The heavy human toll of nearly 18,500 dead or missing was caused mainly by a gigantic tsunami, whose waves as high as buildings hit the coast of northeastern Japan shortly after the magnitude 9 earthquake. ensuing nuclear accident at the flood-swamped Fukushima Daiichi power plant, where the cores of three of the six reactors melted, left entire cities uninhabitable for years from radiation and forced tens of thousands of people leaving. It was the most serious nuclear accident since that of Chernobyl (Ukraine) in 1986.
“The magnitude of the damage caused by the disaster is so deep that the unforgettable memory of the tragedy lingers in my mind.”, said the emperor. “Our nation has lived through several disasters that can be considered as national crises”, But “Our predecessors overcame every crisis with courage and hope”, recalled for his part Mr. Suga, assuring that Japan would “Always forward”.
New earthquake on February 13
Public and private tributes were held throughout the day in northeastern Japan, such as in Hisanohama, in the coastal town of Iwaki (Fukushima county), where 78-year-old Toshio Kumaki prayed at sunrise. day on the concrete anti-tsunami wall built after 2011. “I come for a walk here every morning, but today is a special day”, he said, praying towards the rising sun.
In Miyagi, one of the three most damaged departments in the northeast, search operations have been organized by residents who still hope to find a loved one. The remains of a woman swept away by the tsunami of ten years ago were identified last week, freeing her son from excruciating uncertainty and allowing him, at last, to mourn.
On February 13, a 7.3 magnitude earthquake reminded us of the permanent seismic risks off Japan. More than a hundred people were injured in this earthquake, considered a distant replica of that of 2011.

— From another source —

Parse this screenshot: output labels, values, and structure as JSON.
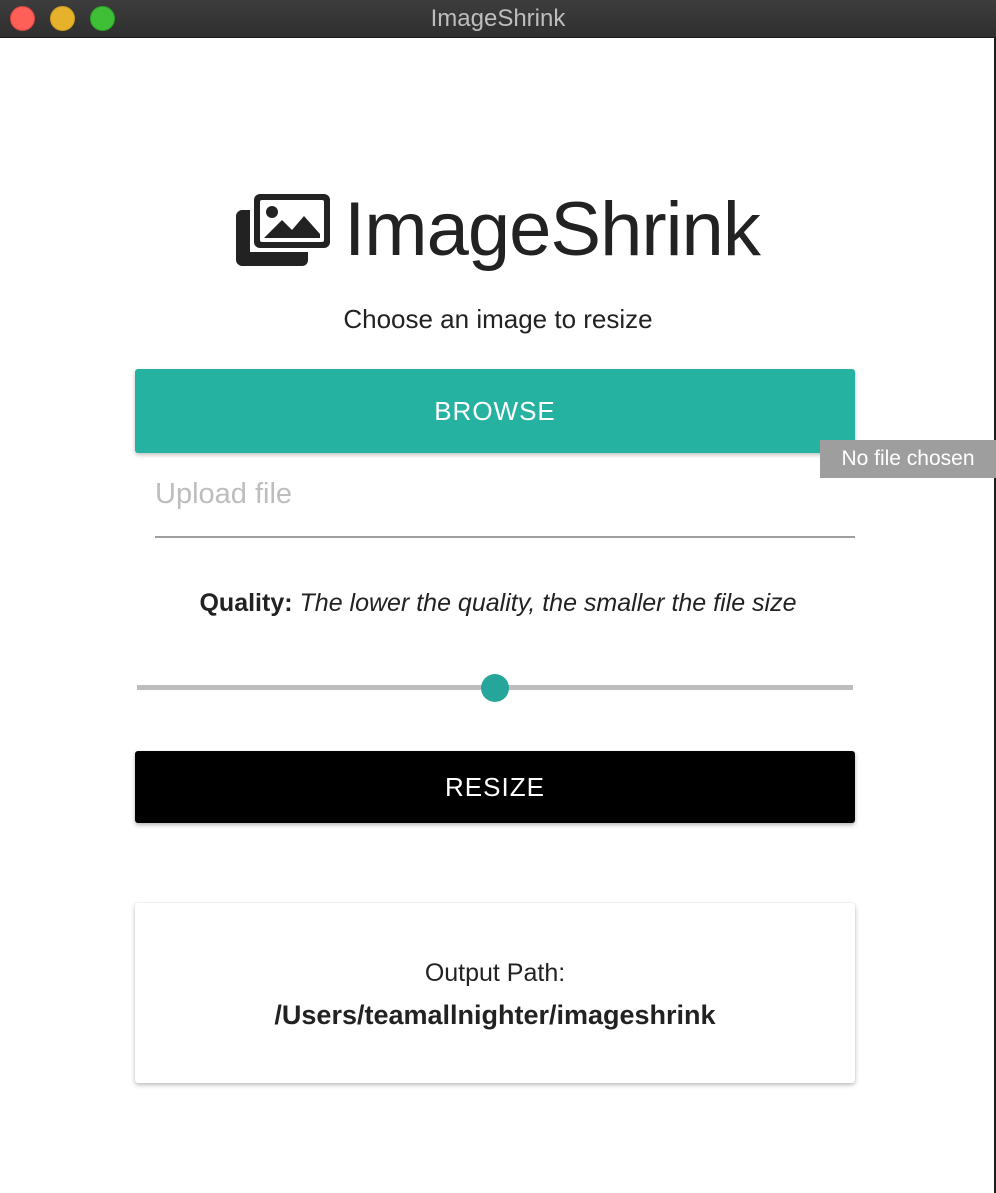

These commemorations took place just two weeks before the scheduled departure, in Fukushima, of the Olympic torch relay for the Tokyo 2020 Olympics, called “Reconstruction games”. The shadow of the pandemic hangs over the event, postponed to this year, but the Japanese government and organizers hope that the relay will refocus attention on this bruised region.
“People died before my eyes”

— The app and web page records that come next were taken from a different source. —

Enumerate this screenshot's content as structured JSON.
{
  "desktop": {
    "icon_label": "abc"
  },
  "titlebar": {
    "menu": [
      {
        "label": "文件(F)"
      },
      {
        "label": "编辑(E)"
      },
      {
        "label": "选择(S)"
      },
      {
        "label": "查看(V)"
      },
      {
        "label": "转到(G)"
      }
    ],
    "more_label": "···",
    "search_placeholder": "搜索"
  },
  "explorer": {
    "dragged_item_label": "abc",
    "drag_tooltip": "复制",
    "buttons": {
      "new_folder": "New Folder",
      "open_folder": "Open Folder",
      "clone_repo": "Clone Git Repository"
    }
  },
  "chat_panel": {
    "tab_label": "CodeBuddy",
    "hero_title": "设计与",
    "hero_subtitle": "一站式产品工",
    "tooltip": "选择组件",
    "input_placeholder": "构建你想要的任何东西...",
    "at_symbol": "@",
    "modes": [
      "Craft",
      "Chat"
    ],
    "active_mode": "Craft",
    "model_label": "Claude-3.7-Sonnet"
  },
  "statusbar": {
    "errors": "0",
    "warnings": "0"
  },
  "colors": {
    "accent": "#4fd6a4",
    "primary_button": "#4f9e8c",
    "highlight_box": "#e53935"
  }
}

Nayuta Ganbe, a student from Sendai, capital of Miyagi County, speaks regularly at disaster prevention-themed events, drawing on her personal experience of the tsunami. But he usually prefers to pray in private on March 11.
“It was the day I lost my classmates. People died before my eyes. It’s a day that I hope I never have to relive ”, confides the young man, now 21 years old. This year, however, he wanted to participate in a ceremony: “Exactly ten years later, I hope to face the disaster with a new perspective”, he explained to Agence France-Presse.
For many, this anniversary is the occasion of a moment of personal reflection on a national drama still painfully present with tens of thousands of displaced people and 2% of the area of Fukushima in the forbidden zone.
Pastor Akira Sato, who preached in several Baptist churches and chapels still in the forbidden zone today, had to go to one of these abandoned places to meditate. “My wife and I will silently reflect on the days of disaster and offer a prayer”, he said earlier this month.